The final threshold

The GDPR distinguishes six lawful bases for the processing of personal data. A processor of personal data would (preferably) base its processing on more than one justification. Once one or more justifications apply, the processor may legally, within the scope of the GDPR, process the personal data. However, although a justification gives the processor the legal right to process the personal data, they may find themselves restricted by a non-legal rule: the "don't be creepy rule".

Imagine the earlier mentioned retailer to be a big EU retailer asking its customers prior consent to collect their personal data for marketing purposes. Legally, this consent would mean that the retailer has a justification to use the personal data for specifically tailored targeted ads. However, in practice, the retailer will consider the creepy rule as a final (moral) threshold. Although the creepy rule is not laid down in legislation, it is important to corporates nevertheless. A regulatory fine might impact the brand value and consumer confidence, a breach of the creepy rule will most definitely.

Using (personal) data to improve targeted advertising will have a positive effect on the customer’s purchase intention. In addition, customers might rather see an ad for something they actually want rather than for something they absolutely don’t. A targeted ad can therefore benefit both customer and company. Given the potential upside, targeted advertisements will be used increasingly. This creates a challenge for companies to strike the right note, bearing the creepy rule in mind. 

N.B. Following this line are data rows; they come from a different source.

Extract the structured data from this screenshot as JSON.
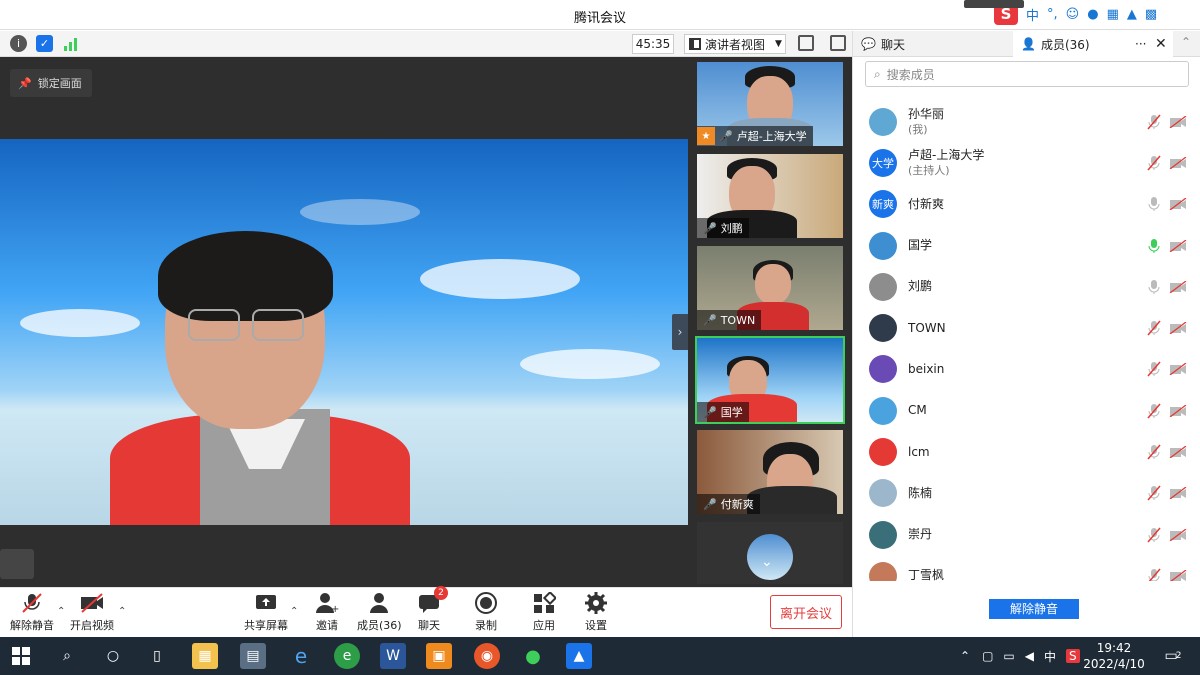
{
  "window": {
    "title": "腾讯会议"
  },
  "ime": {
    "mode": "中",
    "punct": "°,"
  },
  "toolbar": {
    "timer": "45:35",
    "view_mode": "演讲者视图"
  },
  "main_video": {
    "lock_label": "锁定画面"
  },
  "thumbnails": [
    {
      "name": "卢超-上海大学",
      "host": true,
      "mic": "muted"
    },
    {
      "name": "刘鹏",
      "host": false,
      "mic": "on"
    },
    {
      "name": "TOWN",
      "host": false,
      "mic": "muted"
    },
    {
      "name": "国学",
      "host": false,
      "mic": "on"
    },
    {
      "name": "付新爽",
      "host": false,
      "mic": "on"
    }
  ],
  "panel": {
    "tab_chat": "聊天",
    "tab_members": "成员(36)",
    "search_placeholder": "搜索成员",
    "unmute_all": "解除静音",
    "members": [
      {
        "name": "孙华丽",
        "sub": "(我)",
        "avatar_text": "",
        "avatar_color": "#5fa8d3",
        "mic": "muted"
      },
      {
        "name": "卢超-上海大学",
        "sub": "(主持人)",
        "avatar_text": "大学",
        "avatar_color": "#1a73e8",
        "mic": "muted"
      },
      {
        "name": "付新爽",
        "sub": "",
        "avatar_text": "新爽",
        "avatar_color": "#1a73e8",
        "mic": "on"
      },
      {
        "name": "国学",
        "sub": "",
        "avatar_text": "",
        "avatar_color": "#3d8fd1",
        "mic": "speaking"
      },
      {
        "name": "刘鹏",
        "sub": "",
        "avatar_text": "",
        "avatar_color": "#8d8d8d",
        "mic": "on"
      },
      {
        "name": "TOWN",
        "sub": "",
        "avatar_text": "",
        "avatar_color": "#2f3b4a",
        "mic": "muted"
      },
      {
        "name": "beixin",
        "sub": "",
        "avatar_text": "",
        "avatar_color": "#6a4bb5",
        "mic": "muted"
      },
      {
        "name": "CM",
        "sub": "",
        "avatar_text": "",
        "avatar_color": "#4aa3df",
        "mic": "muted"
      },
      {
        "name": "lcm",
        "sub": "",
        "avatar_text": "",
        "avatar_color": "#e53935",
        "mic": "muted"
      },
      {
        "name": "陈楠",
        "sub": "",
        "avatar_text": "",
        "avatar_color": "#9cb7cc",
        "mic": "muted"
      },
      {
        "name": "崇丹",
        "sub": "",
        "avatar_text": "",
        "avatar_color": "#3a6f7a",
        "mic": "muted"
      },
      {
        "name": "丁雪枫",
        "sub": "",
        "avatar_text": "",
        "avatar_color": "#c47a5a",
        "mic": "muted"
      }
    ]
  },
  "controls": {
    "unmute": "解除静音",
    "start_video": "开启视频",
    "share": "共享屏幕",
    "invite": "邀请",
    "members": "成员(36)",
    "chat": "聊天",
    "chat_badge": "2",
    "record": "录制",
    "apps": "应用",
    "settings": "设置",
    "leave": "离开会议"
  },
  "taskbar": {
    "time": "19:42",
    "date": "2022/4/10",
    "ime": "中",
    "notifications": "2"
  },
  "colors": {
    "accent": "#1a73e8",
    "danger": "#e53935",
    "speaking": "#3ecf5a",
    "host": "#f08a24"
  }
}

Striking the right note is not always that simple. Someone who has recently split up with its boy/girlfriend might not be happy with ads for dating sites. On the other hand, some may welcome it as a way to get back on the horse. Another example: after you lose someone you love, you receive a recommendation for a playlist that the one you lost used to listen to. To some, this will feel intrusive. To others, this will be comforting. These examples illustrate that when ads get more personal, the risk to breach the creepy rule increases. Once breached, customers might stay away from the offered service or product.

Back to the blind date. Showing interest in your date will be considered nice, but don’t push your luck by disclosing all the details of your little research. If you do, you might find yourself finishing your meal alone.